Over the last five years, companies and their employees have experienced substantial changes to the way they conduct business and interact with customers. Most of these changes dealt with the shift to remote working, which relies heavily on Internet technology for providing video conferencing and file sharing services.
While many expected the shift to remote working to be temporary, Forbes reports that only 59.1% of the workforce works in-person today, 28.2% work in a hybrid model (office and remote combination), with 12.7% working remotely. By 2025, nearly 22% of the workforce (32.6 million) will be full-time remote workers.
With the remote workforce expected to double through 2025, facility managers and property owners can expect to see even more demand for remote log-in, data access, and collaboration tools for the growing numbers of remote and mobile workers. As a result, many of today’s existing digital support infrastructure may not be up to the task.
What is Digital Workplace Infrastructure?
A digital workplace is the name for today’s version of the modern office environment. Consequently, its success or failure is largely dependent on the company’s digital infrastructure system and its ability to be flexible and adaptable simultaneously. A successful digital workplace experience requires having the infrastructure in place that can adapt to every scenario, including free movement around the commercial workspace for remote and in-person employees to quickly adapt to workflows, meetings, and project collaboration. This article will center on strategies and ideas to provide the accessibility and bandwidth needed for companies to succeed in creating a digitally supported workplace.

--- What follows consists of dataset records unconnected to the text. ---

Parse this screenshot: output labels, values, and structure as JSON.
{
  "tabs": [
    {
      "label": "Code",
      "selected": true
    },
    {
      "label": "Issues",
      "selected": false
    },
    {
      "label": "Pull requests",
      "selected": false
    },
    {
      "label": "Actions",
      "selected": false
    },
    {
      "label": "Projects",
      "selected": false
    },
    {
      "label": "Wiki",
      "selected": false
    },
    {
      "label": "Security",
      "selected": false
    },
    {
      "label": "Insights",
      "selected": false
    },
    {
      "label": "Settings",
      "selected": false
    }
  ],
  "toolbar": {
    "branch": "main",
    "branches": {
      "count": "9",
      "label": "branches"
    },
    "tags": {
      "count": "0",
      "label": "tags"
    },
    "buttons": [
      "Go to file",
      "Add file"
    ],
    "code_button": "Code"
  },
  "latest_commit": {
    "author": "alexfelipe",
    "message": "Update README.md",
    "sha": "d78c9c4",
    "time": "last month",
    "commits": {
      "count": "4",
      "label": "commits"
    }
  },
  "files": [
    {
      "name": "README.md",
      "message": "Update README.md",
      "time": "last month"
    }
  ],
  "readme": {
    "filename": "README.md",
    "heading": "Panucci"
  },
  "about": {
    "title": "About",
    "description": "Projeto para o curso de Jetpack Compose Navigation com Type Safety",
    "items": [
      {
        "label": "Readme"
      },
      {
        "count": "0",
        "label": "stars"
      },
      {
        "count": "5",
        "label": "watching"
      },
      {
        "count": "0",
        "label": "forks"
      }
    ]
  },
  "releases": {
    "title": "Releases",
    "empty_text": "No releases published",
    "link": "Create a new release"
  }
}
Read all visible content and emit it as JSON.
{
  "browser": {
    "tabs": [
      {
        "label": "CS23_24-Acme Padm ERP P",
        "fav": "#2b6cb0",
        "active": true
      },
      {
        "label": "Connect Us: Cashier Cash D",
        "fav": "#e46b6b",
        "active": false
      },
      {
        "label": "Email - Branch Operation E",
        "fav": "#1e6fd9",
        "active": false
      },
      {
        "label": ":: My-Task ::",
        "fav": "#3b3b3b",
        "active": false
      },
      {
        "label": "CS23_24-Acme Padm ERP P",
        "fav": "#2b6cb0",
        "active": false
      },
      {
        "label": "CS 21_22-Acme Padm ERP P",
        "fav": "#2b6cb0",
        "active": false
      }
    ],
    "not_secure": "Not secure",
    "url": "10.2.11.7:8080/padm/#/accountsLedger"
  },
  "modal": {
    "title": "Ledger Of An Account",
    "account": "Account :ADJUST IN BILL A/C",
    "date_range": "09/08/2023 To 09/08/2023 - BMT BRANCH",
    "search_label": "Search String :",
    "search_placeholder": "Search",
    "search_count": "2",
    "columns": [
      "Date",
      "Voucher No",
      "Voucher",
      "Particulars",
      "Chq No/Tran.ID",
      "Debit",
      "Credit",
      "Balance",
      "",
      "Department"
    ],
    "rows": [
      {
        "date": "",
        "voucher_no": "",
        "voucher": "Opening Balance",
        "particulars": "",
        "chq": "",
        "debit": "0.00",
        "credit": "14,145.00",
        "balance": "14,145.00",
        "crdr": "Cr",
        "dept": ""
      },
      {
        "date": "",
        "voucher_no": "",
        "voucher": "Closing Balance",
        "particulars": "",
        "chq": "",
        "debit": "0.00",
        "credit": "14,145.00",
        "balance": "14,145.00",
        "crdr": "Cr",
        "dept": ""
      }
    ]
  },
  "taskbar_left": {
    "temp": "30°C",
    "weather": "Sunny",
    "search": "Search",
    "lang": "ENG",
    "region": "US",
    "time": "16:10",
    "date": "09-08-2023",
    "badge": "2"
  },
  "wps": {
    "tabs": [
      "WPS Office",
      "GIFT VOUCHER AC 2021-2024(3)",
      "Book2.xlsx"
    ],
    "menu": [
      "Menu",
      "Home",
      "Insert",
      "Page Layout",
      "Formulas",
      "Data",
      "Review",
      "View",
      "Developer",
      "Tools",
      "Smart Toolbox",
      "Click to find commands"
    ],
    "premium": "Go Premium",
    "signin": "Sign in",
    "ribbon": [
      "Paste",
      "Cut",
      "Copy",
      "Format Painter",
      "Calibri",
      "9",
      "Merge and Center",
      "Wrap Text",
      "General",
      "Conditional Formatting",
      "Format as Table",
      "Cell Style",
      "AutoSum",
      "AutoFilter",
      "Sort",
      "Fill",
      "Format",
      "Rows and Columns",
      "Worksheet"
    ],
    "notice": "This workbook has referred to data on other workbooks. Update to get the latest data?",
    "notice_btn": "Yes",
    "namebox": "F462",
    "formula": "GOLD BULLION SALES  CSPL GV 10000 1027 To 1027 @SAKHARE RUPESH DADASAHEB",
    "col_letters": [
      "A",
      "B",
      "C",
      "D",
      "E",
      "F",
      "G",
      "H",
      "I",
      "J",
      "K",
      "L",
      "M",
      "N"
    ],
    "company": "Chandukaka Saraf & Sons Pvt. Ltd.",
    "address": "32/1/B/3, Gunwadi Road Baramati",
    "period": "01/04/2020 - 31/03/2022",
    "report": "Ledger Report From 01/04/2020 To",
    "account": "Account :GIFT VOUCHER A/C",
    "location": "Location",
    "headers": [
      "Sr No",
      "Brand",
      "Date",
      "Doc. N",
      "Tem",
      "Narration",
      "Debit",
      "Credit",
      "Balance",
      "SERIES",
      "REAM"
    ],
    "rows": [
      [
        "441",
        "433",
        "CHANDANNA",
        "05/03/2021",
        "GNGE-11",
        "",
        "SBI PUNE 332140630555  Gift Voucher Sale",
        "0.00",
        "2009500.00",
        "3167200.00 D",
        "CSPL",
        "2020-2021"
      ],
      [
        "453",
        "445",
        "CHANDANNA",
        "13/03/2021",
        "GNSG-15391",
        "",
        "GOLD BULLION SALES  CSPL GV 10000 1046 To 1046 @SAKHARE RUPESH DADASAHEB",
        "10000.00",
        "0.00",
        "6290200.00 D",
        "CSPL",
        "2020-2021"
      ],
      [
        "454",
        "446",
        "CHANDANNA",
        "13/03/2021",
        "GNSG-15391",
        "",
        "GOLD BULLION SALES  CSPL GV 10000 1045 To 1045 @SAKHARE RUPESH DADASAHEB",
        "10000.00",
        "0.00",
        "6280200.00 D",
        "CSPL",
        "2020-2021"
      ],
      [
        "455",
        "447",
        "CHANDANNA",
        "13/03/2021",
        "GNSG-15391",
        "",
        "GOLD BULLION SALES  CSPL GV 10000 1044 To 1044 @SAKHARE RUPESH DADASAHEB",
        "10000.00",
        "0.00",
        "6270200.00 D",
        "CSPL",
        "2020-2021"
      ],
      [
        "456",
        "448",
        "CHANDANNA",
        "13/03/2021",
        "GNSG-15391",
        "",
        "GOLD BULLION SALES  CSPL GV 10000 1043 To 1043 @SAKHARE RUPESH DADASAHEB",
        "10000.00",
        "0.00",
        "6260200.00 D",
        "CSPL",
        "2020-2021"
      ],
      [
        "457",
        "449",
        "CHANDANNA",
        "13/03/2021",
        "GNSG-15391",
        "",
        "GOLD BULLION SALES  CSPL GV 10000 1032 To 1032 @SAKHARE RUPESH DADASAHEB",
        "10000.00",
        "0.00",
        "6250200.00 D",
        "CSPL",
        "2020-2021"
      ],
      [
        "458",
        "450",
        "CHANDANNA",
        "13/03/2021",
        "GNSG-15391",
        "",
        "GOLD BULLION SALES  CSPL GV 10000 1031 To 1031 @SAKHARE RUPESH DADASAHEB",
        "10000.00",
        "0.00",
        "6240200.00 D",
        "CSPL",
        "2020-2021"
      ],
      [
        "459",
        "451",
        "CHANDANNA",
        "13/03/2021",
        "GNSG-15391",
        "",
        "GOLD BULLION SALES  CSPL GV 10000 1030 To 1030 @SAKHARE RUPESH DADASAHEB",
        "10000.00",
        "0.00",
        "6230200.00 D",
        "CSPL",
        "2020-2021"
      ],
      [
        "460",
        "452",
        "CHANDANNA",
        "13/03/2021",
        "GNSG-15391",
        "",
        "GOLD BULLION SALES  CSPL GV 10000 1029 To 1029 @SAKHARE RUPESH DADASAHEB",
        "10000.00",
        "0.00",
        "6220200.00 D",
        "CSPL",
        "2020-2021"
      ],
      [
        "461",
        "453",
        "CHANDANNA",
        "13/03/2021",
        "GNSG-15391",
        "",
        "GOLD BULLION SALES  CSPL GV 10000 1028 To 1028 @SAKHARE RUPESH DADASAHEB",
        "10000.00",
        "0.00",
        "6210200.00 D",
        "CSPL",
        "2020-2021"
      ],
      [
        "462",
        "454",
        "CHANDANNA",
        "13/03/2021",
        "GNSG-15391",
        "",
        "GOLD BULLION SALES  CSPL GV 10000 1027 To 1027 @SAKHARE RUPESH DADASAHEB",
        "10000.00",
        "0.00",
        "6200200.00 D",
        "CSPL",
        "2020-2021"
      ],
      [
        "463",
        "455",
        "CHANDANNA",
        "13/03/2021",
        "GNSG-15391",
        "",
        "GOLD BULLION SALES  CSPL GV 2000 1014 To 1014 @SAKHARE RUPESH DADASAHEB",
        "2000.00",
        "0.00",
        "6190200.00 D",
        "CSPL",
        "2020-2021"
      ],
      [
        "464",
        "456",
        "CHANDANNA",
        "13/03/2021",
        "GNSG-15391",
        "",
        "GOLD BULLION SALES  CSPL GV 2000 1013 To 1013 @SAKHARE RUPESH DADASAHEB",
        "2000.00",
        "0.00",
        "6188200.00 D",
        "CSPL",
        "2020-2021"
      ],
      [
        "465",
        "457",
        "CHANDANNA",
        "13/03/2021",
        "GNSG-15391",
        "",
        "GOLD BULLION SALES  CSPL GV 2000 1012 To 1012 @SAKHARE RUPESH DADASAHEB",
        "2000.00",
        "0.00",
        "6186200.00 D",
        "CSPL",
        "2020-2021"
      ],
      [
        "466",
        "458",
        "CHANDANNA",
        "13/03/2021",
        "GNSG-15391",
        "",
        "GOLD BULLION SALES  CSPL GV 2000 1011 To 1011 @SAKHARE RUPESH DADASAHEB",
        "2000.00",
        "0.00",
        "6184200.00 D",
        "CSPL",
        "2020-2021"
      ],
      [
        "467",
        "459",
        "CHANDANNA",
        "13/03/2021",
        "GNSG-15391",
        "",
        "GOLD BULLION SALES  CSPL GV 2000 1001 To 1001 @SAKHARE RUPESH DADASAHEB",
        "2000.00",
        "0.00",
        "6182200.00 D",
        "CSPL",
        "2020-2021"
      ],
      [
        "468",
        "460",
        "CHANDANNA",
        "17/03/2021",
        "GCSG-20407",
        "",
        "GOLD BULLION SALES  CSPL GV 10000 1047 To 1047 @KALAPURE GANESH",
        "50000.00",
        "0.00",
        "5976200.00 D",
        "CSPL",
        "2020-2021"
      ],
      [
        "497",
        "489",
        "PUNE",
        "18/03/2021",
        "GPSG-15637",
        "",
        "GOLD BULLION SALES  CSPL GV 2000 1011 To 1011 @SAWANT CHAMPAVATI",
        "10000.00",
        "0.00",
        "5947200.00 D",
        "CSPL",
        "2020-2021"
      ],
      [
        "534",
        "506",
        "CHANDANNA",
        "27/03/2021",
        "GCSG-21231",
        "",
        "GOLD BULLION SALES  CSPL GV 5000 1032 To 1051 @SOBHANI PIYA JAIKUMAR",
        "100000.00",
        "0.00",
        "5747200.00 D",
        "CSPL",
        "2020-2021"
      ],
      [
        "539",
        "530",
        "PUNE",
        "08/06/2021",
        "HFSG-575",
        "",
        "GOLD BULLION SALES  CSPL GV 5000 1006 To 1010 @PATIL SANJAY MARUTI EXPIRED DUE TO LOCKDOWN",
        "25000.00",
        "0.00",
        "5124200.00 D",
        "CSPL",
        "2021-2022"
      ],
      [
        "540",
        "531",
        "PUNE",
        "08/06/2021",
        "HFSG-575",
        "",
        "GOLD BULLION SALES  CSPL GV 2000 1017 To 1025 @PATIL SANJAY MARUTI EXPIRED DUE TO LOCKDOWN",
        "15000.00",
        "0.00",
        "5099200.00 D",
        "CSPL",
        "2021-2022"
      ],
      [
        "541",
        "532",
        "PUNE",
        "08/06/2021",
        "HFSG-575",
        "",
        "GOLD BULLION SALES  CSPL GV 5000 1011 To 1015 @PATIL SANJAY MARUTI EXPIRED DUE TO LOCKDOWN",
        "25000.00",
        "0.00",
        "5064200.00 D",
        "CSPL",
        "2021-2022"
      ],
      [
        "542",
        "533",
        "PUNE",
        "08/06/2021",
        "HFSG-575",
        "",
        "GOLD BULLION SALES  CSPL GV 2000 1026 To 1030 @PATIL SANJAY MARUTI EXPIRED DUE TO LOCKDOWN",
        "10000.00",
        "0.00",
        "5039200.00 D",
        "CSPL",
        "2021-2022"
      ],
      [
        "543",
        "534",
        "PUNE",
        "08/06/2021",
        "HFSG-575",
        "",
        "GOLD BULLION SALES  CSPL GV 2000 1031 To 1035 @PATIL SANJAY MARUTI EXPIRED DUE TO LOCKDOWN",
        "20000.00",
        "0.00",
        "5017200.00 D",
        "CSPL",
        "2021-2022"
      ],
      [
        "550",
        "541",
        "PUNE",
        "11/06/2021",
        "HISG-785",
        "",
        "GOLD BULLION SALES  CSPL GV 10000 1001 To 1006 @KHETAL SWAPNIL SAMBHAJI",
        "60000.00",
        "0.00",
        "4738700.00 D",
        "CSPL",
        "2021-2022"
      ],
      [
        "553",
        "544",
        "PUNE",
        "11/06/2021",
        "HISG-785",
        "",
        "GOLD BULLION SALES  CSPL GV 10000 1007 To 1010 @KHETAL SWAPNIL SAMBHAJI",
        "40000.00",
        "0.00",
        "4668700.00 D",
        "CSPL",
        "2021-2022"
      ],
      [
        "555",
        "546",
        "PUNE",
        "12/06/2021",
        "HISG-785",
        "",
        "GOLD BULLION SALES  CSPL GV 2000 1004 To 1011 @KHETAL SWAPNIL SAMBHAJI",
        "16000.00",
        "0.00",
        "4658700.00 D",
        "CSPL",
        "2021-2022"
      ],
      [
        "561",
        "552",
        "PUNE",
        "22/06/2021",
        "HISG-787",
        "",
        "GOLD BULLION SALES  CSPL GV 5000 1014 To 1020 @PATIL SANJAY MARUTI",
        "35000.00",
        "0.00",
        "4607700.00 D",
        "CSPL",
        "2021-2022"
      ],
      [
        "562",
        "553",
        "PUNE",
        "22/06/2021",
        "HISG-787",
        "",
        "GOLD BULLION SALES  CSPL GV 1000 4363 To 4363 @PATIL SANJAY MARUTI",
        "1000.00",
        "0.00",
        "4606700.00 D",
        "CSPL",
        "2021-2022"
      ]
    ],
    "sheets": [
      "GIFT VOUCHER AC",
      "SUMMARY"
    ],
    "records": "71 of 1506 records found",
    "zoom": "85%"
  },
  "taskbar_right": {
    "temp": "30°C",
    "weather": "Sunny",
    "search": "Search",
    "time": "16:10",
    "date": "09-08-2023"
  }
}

Robust Digital Network and Connectivity
The first step for creating a digitally supported workspace involves the robustness of your existing data network. In addition to in-person data demands, the needs of remote and mobile workers must be included when updating or reconfiguring your data network infrastructure.
- Ensure high-speed and reliable internet connectivity for wired and mobile devices to minimize potential downtime and maintain the highest productivity level possible for workers.
- Utilize a dual-network system with a fully encrypted private network for employees and a public network for customer and visitor use.
- Utilize only secure Wi-Fi network protocols and install wired connections for critical equipment and data needs.
- Use redundancy and load balancing to distribute network traffic efficiently, even during high demand episodes.
- Utilize a flexible cabling system such as a low-profile raised flooring system to simplify future upgrades and reconfigurations. When your data and electrical cabling move from the walls, ceilings, and attics to the air space created between the slab and finish floor, upgrades can take days instead of weeks to complete.
Mobile Device Integration
While the laptop and desktop computer will remain a fixture in the traditional office, the digital workspace must be able to fully support mobile devices as their use continues to grow. Per Gitnux, there are now more than 5.22 billion unique mobile users, responsible for 46% of all global e-commerce sales. By the end of 2023, video is expected to make up 78% of global mobile data traffic. To accommodate this growing mobile user pool, full mobile integration should include.
- Enabling mobile device access for smartphones, tablets, and laptops to the essential data, applications, and tools to ensure productivity for in-person, mobile, and remote employees.
- Protecting vital company data through Mobile Device Management (MDM) programs for mobile devices used for work-related tasks.
Ergonomic Workstations and Devices
Certain office work activities such as extended periods of sitting, reaching overhead, and repetitive tasks are the leading cause of musculoskeletal disorders (MSDs). OSHA strongly recommends involving the workers in the development and testing of any ergonomic equipment. The most common ergonomic solutions typically include.
- Minimizing potential physical strain or discomfort with ergonomic workstations, sit-stand desk options, and adjustable desk chairs.
- Upgrading computer peripherals with wireless components such as ergonomic keyboards, rollerball mouse, and anti-glare screen protectors.
Data Backup and Disaster Recovery
A disaster recovery plan is a formal company process that outlines detailed instructions for dealing with unplanned and disruptive events such as power outages, natural disasters, or cyber attacks or breaches. While these plans will vary widely from one company to the next, here are the two critical steps to include in any disaster recovery plan.
- Implement a regular backup schedule to protect critical company data at multiple locations for easy retrieval, regardless of the type of emergency.
- Develop and test disaster recovery protocols and recovery plans to minimize downtime in the event of a system failure, breach, or loss of data.
In a constantly evolving business and technology environment, many Industry and Operation leaders are struggling to keep up with the everchanging tech demands of workers and customers. The strategies outlined here can help you move from the traditional office to a digitally supported workplace that supports all workers with the mobile connectivity, bandwidth, and data access needed for workers to perform their jobs from the office, home, or half a world away.